Emergency in the E.R.
I just read Luke Thompson’s article [“Pain,
Add Nauseam,” July 8–14], and it really does hit home. I’m an emergency-room
doctor at California Hospital Medical Center, and I believe every single word
of his article. I don’t think he’s exaggerating a bit, which is horrible. I
hate that this happens to so many people, I hate that patients have to wait
for everything, including the 10–20 minutes I spend with them. I hate that so
many of us who work in the hospital are past the point of frustration and it
now appears to simply be a lack of concern, and I hate that the decision makers
generally are located so far away from the screaming, bleeding and other bodily
fluids that they can not sense or comprehend the gravity of the situation, except
when regulatory and accrediting agencies have their scheduled visits — which
is another story.
What I don’t hate is that articles like Thompson’s are exposing experiences
people have and may lead to more accountability and change. We, like many of
the patients who have terrible experiences, leave the hospital without the energy
or drive to demand changes and improvements. When we do try, it is met with
resistance, empty promises and, often, the implication that being outspoken
may jeopardize one’s career.
In the L.A. Weekly article about birds being killed by wind turbines
July 1–7], mention is made of “new machines being different” and how older,
horizontal lattice-mounted turbines caused the bird kills in the past. The article
states, “A lot has been done in the last two decades to design bird-friendly
turbines.” In your article, Dale Strickland, a consultant to the wind industry,
related that turbines mounted on tubular towers were now “bird-friendly,” implying
that the bird-kill issue was therefore greatly reduced (solved?). Nothing could
be further from the truth. We recently completed a five-year study funded by
the California Energy Commission and National Renewable Energy Laboratory on
birds being killed by wind turbines in the Altamont Pass region. Strickland’s
claim that the wind industry converted to tubular towers as a solution to the
bird- (and bat-) kill issue is untrue and a gross oversimplification. Our results
showed, among other things, that turbines mounted on tubular towers are associated
with more bird kills than are associated with turbines mounted on lattice towers.

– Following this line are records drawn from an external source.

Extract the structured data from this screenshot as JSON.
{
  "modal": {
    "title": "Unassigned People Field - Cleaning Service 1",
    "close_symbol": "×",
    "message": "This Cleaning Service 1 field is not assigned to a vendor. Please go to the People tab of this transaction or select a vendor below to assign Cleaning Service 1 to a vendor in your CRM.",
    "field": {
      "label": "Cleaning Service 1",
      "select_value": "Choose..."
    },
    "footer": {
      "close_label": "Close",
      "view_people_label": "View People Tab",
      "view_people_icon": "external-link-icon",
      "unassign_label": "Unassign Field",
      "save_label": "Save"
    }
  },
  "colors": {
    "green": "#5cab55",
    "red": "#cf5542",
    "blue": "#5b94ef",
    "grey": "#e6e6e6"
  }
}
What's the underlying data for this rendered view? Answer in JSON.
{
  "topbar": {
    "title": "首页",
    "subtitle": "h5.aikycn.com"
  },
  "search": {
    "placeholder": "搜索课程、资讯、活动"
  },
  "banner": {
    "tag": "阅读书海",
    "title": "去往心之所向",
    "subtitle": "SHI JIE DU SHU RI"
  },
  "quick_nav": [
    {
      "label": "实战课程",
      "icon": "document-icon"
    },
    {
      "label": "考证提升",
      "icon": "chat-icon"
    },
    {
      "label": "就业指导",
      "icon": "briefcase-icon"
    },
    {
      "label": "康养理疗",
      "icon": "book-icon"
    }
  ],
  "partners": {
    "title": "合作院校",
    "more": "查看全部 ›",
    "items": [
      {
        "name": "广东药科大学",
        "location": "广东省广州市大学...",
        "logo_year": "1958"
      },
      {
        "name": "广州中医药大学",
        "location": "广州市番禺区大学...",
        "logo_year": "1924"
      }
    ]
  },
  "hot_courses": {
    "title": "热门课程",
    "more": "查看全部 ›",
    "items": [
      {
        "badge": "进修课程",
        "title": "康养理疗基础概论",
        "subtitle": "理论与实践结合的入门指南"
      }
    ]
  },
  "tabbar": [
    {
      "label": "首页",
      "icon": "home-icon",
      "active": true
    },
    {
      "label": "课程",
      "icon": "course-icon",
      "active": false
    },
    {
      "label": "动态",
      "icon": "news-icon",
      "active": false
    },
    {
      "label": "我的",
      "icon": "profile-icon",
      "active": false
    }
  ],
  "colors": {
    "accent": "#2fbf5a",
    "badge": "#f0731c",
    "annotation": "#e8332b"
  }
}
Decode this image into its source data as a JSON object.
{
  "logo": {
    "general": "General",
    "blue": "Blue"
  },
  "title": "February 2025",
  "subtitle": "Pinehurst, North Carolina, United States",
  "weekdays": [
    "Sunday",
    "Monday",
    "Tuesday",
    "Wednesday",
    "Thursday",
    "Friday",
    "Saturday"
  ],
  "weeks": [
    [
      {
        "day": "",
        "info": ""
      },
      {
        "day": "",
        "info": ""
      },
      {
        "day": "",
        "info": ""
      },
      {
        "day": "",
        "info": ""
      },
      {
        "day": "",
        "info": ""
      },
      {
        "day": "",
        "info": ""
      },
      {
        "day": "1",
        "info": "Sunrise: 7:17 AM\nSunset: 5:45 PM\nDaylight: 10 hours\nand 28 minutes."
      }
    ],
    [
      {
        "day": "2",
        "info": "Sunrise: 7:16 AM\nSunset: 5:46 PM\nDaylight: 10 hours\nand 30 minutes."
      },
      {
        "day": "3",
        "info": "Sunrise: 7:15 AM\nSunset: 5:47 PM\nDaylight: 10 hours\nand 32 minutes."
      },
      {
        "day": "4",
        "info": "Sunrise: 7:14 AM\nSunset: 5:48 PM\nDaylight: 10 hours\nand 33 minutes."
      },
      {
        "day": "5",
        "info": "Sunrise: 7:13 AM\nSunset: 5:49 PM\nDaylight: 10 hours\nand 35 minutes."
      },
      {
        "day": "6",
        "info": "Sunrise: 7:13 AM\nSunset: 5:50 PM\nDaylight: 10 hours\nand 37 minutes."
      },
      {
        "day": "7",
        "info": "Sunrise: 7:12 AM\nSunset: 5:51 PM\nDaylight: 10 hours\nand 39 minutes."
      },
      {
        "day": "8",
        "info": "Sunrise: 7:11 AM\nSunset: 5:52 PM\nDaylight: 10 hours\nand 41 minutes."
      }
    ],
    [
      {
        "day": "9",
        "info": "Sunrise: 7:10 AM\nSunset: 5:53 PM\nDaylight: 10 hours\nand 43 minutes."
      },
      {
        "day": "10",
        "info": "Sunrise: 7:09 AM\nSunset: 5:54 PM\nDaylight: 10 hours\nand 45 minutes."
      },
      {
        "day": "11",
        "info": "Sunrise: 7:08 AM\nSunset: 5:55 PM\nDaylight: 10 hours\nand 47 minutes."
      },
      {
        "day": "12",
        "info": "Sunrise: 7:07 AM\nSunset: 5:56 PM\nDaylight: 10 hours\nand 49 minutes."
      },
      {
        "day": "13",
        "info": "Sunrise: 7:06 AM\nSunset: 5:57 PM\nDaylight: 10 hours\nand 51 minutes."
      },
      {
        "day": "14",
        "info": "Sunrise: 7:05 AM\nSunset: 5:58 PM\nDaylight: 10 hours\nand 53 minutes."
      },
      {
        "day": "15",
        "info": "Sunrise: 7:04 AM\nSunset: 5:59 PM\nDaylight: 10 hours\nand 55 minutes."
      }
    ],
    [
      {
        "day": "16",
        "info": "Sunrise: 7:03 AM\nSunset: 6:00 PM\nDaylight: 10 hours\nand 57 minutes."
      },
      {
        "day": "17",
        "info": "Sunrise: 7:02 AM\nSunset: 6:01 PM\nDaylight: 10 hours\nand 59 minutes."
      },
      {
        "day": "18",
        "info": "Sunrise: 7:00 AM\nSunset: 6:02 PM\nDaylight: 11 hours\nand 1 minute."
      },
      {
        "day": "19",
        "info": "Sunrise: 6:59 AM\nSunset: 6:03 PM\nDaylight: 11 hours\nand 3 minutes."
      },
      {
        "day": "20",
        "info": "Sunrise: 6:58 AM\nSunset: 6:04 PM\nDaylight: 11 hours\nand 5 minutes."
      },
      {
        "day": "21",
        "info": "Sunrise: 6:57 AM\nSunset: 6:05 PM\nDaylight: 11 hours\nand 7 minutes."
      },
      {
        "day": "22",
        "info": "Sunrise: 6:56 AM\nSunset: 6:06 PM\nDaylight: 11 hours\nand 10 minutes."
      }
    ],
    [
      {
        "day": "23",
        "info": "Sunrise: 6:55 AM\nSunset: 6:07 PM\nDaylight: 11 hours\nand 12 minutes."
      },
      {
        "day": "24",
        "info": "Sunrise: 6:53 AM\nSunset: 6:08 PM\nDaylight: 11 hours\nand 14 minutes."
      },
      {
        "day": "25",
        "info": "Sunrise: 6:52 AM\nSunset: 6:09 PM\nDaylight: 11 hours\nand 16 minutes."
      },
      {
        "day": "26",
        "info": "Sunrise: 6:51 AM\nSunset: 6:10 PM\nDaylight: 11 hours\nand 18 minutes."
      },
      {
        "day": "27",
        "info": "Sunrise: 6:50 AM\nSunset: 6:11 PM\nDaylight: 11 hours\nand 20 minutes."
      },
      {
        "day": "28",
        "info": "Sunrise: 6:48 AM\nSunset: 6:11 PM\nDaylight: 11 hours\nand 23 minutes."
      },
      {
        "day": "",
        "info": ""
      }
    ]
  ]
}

Also, industry is requesting up to 13 years to phase in replacing older turbines
with newer ones, and it is unknown if this “repowering” will reduce bird kills.
These issues are being sorted out in a contentious appeals process involving
renewing conditional-use permits from Alameda County and are likely to wind
up in court. Unfortunately, there is no end in sight to the continued killing
of birds by wind turbines in the Altamont Pass region.
—Carl G. Thelander
Oh dear. You had to publish that article about gay men and crystal meth, and
now I’m so depressed I’ve missed something fabulous I want to, well, take crystal
meth. I’m referring to “The
Crystal Conundrum” [June 10–16] and I’m still a crystal virgin. So meth
is the “drug of the moment for gay men who thought they’d die young.” Huh? I’m
54. I’m HIV-positive and was probably supposed to die when I was about 36. This
article falls squarely within a genre of articles written by gay men that I
would call the Drug Drama genre, in which the writer inevitably recounts horror
after horror caused by drug use, but usually ends up concluding drugs are really,
actually, the Bomb.
I have no doubt the writer of this article is well-intended, and wants to “keep
it real.” Unfortunately, the effect is actually to add to the allure. Ever since
I first came out gay in my 20s, it seems to me drugs, and alcohol, for that
matter, have been romanticized. The men I have been with on this drug simply
appear dazed, sweaty, and can’t get it up very good. That’s cool?
It’s all crystal clear to me: Tina’s a stinker.
Don’t Hate the Player
Thank you for including Mark “The Cobrasnake” Hunter’s photo in this week’s
edition. Now I can envision the person responsible for wasting space in your
paper with poorly composed photos of his vacuous, pompous hipster cronies. I’ve
always wanted to complain about this worthless public disservice the Weekly
performed, but until I saw his ironic Bjorn Borg headband, I didn’t care enough
to take the five minutes.
In last week’s Considerable Town story “Ole! Allah!” [July 1-7] the subject
of the photo on page 24 was misidentified as Saleem. Her name is Manoush. We
regret the error.